#AskTheTaxWhiz: How passive income is better than compensation income

I heard about a tax on documents. Is there really such a thing? I mean, a tax imposed on documents like financial reports or a memorandum of agreement (MOA)? I have read that your foundation, CSR Philippines, has been signing MOAs with different organizations in support of your advocacy for SME development and genuine tax reform. Do you pay taxes for signing a MOA?

Yes, there's a tax imposed on documents. It's called the Documentary Stamp Tax (DST). DST is a tax on documents, instruments, loan agreements, and papers evidencing the acceptance, assignment, sale or transfer of an obligation, right or property incident thereto.

However, a memorandum of agreement (MOA) and financial reports are not subject to DST. For the complete list of documents subject to DST, here's a BIR link.

Although it is true that CSR Philippines signs MOAs with its partners like Go Negosyo, Association of Filipino Franchisers, Incorporated (AFFI), YesPinoy Foundation, and most recently, the Tax Management Association of the Philippines (TMAP), we are not required to pay DST for the signed MOAs.

Our finance director is not a Certified Public Accountant (CPA), but he oversees our Accounting Department, including the preparation of our annual financial statements and income tax return (ITR). Our external auditor mentioned that the Professional Board of Accountancy (BOA) issued a resolution requiring the submission of a certificate by the responsible CPAs on the compilation of services for the preparation of financial statements and notes. What is this BOA resolution about? Is this applicable to all companies? How does this affect our filing of annual ITR?

This is the Professional Board of Accountancy Resolution 3-2016 signed on January 19, 2016 and released as BIR Revenue Memorandum Circular 21-2016 dated February 11, 2016. It reiterates the requirements prescribed to address the need to have professional competence in the preparation of financial statements, to address the self-review threats or risks in external auditing of financial statements, and to pinpoint responsibility in the preparation of the financial statements as allowed and required under the Accountancy Law and the Code of Ethics for CPAs. 

The certificate should be prepared only by issuers of financial statements which or who have gross sales or revenues exceeding P10 million for a particular accounting year.

The rules shall apply for financial statements ending December 31, 2015 and subsequent periods ending May 30, 2015, but on an optional basis. For all financial statements ending June 30, 2016 and all subsequent periods, it will be on a mandatory basis.

For a copy of the resolution and Q&A issued by the Board of Accountancy, visit www.boa.com.ph.

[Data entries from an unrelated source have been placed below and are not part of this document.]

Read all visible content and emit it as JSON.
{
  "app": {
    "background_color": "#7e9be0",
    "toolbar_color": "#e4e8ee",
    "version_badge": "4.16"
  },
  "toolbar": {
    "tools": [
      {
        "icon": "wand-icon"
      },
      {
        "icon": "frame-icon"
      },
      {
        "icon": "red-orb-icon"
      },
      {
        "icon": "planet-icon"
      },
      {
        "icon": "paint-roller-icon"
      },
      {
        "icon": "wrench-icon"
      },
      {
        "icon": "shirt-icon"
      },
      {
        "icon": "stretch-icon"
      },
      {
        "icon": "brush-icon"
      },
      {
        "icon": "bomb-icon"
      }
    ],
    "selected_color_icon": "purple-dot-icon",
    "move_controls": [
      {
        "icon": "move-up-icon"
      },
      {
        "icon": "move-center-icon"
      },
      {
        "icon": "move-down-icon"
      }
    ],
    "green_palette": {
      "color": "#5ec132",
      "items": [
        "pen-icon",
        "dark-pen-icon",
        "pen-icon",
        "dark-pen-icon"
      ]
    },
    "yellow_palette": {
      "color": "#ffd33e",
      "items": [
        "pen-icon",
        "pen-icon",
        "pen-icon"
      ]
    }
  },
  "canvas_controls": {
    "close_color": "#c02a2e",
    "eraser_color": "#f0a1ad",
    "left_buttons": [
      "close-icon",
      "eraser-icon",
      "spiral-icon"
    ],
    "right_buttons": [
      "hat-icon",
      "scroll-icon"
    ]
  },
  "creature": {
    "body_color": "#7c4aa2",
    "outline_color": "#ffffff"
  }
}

I am an employee of a multinational company and have been for over 10 years now. After finishing college, this is all I ever wanted – to be part of a big company. But after more than a decade of working hard with so much dedication to my job, I feel I have lost 10 years of my professional career. I don't have savings or investments unlike my friends, and I have past due credit card balance amounting to 5 times my monthly salary. What should I do? Even if I get promoted, which is unlikely, any increase in my salary will be taxed so it still won't be enough for savings or investment. I know some people who joined networking or put their savings in high-yielding investments but ended up losing everything either due to taxes or being scammed. I don't want to be very rich as I may have to pay more taxes. How do I deal with my taxes if I start investing and consider starting a business?

First, as my good friend and financial planning advocate always tells her viewers, first pay off your credit card balance. It will save you a lot, more than what your savings could earn for you. Salve Duplito co-hosts the daily show on financial education, On The Money on ANC, with Edric Mendoza. I highly recommend that you watch their show, read up, and educate yourself on how best to handle your finances.

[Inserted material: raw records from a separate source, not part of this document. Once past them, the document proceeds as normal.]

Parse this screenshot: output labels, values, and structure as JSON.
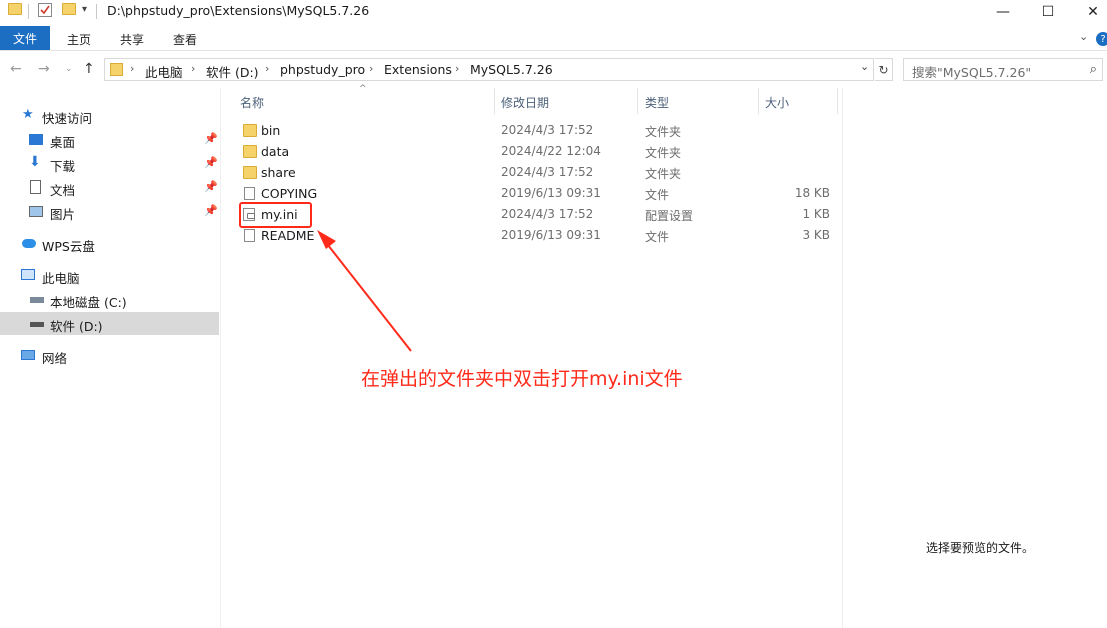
{
  "window": {
    "title": "D:\\phpstudy_pro\\Extensions\\MySQL5.7.26",
    "minimize": "—",
    "maximize": "☐",
    "close": "✕"
  },
  "ribbon": {
    "tabs": [
      "文件",
      "主页",
      "共享",
      "查看"
    ],
    "help": "?"
  },
  "address": {
    "breadcrumbs": [
      "此电脑",
      "软件 (D:)",
      "phpstudy_pro",
      "Extensions",
      "MySQL5.7.26"
    ],
    "search_placeholder": "搜索\"MySQL5.7.26\""
  },
  "sidebar": {
    "items": [
      {
        "label": "快速访问",
        "icon": "star-icon",
        "pinned": false
      },
      {
        "label": "桌面",
        "icon": "desktop-icon",
        "pinned": true
      },
      {
        "label": "下载",
        "icon": "download-icon",
        "pinned": true
      },
      {
        "label": "文档",
        "icon": "document-icon",
        "pinned": true
      },
      {
        "label": "图片",
        "icon": "picture-icon",
        "pinned": true
      },
      {
        "label": "WPS云盘",
        "icon": "cloud-icon",
        "pinned": false
      },
      {
        "label": "此电脑",
        "icon": "computer-icon",
        "pinned": false
      },
      {
        "label": "本地磁盘 (C:)",
        "icon": "drive-c-icon",
        "pinned": false
      },
      {
        "label": "软件 (D:)",
        "icon": "drive-d-icon",
        "pinned": false,
        "selected": true
      },
      {
        "label": "网络",
        "icon": "network-icon",
        "pinned": false
      }
    ]
  },
  "columns": {
    "name": "名称",
    "date": "修改日期",
    "type": "类型",
    "size": "大小"
  },
  "files": [
    {
      "name": "bin",
      "date": "2024/4/3 17:52",
      "type": "文件夹",
      "size": "",
      "icon": "folder-icon"
    },
    {
      "name": "data",
      "date": "2024/4/22 12:04",
      "type": "文件夹",
      "size": "",
      "icon": "folder-icon"
    },
    {
      "name": "share",
      "date": "2024/4/3 17:52",
      "type": "文件夹",
      "size": "",
      "icon": "folder-icon"
    },
    {
      "name": "COPYING",
      "date": "2019/6/13 09:31",
      "type": "文件",
      "size": "18 KB",
      "icon": "file-icon"
    },
    {
      "name": "my.ini",
      "date": "2024/4/3 17:52",
      "type": "配置设置",
      "size": "1 KB",
      "icon": "ini-file-icon"
    },
    {
      "name": "README",
      "date": "2019/6/13 09:31",
      "type": "文件",
      "size": "3 KB",
      "icon": "file-icon"
    }
  ],
  "annotation": {
    "text": "在弹出的文件夹中双击打开my.ini文件",
    "color": "#ff2a1a"
  },
  "preview": {
    "empty_text": "选择要预览的文件。"
  },
  "colors": {
    "accent": "#1b6ec2",
    "folder": "#f6d26b",
    "selection": "#d9d9d9"
  }
}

If you rely solely on your compensation income, you will really be taxed heavily or at least one-third of it is withheld. But being rich does not necessarily mean paying more taxes if you invest wisely, as passive income like dividends and royalty income are subject to lesser tax at 10% to 20%.

If you want to learn how to increase your income, grow your investments, build your business, and deal with your taxes, join us at the Wealth Summit 2016, the biggest financial planning event of the year.

The summit is set for Friday, March 4, at the Philippine International Convention Center (PICC) in Pasay City.

You may visit www.trulyrichclub.com for details.

Our bestselling tax handbook, "Got A Question About Taxes? Ask the Tax Whiz!" will also be available so you can get answers to the most frequently asked tax questions. – Rappler.com 

Mon Abrea is a former BIR examiner and an advocate of genuine tax reform. He serves as chief strategy officer of the country's first social consulting enterprise, the Abrea Consulting Group, which offers strategic finance and tax advisory services to businesses and professionals. Mon's tax handbook, Got a Question About Taxes? Ask the Tax Whiz! is available in bookstores nationwide. Follow Mon on Twitter: @askthetaxwhiz or visit his group's Facebook page. You may also email him at consult@acg.ph.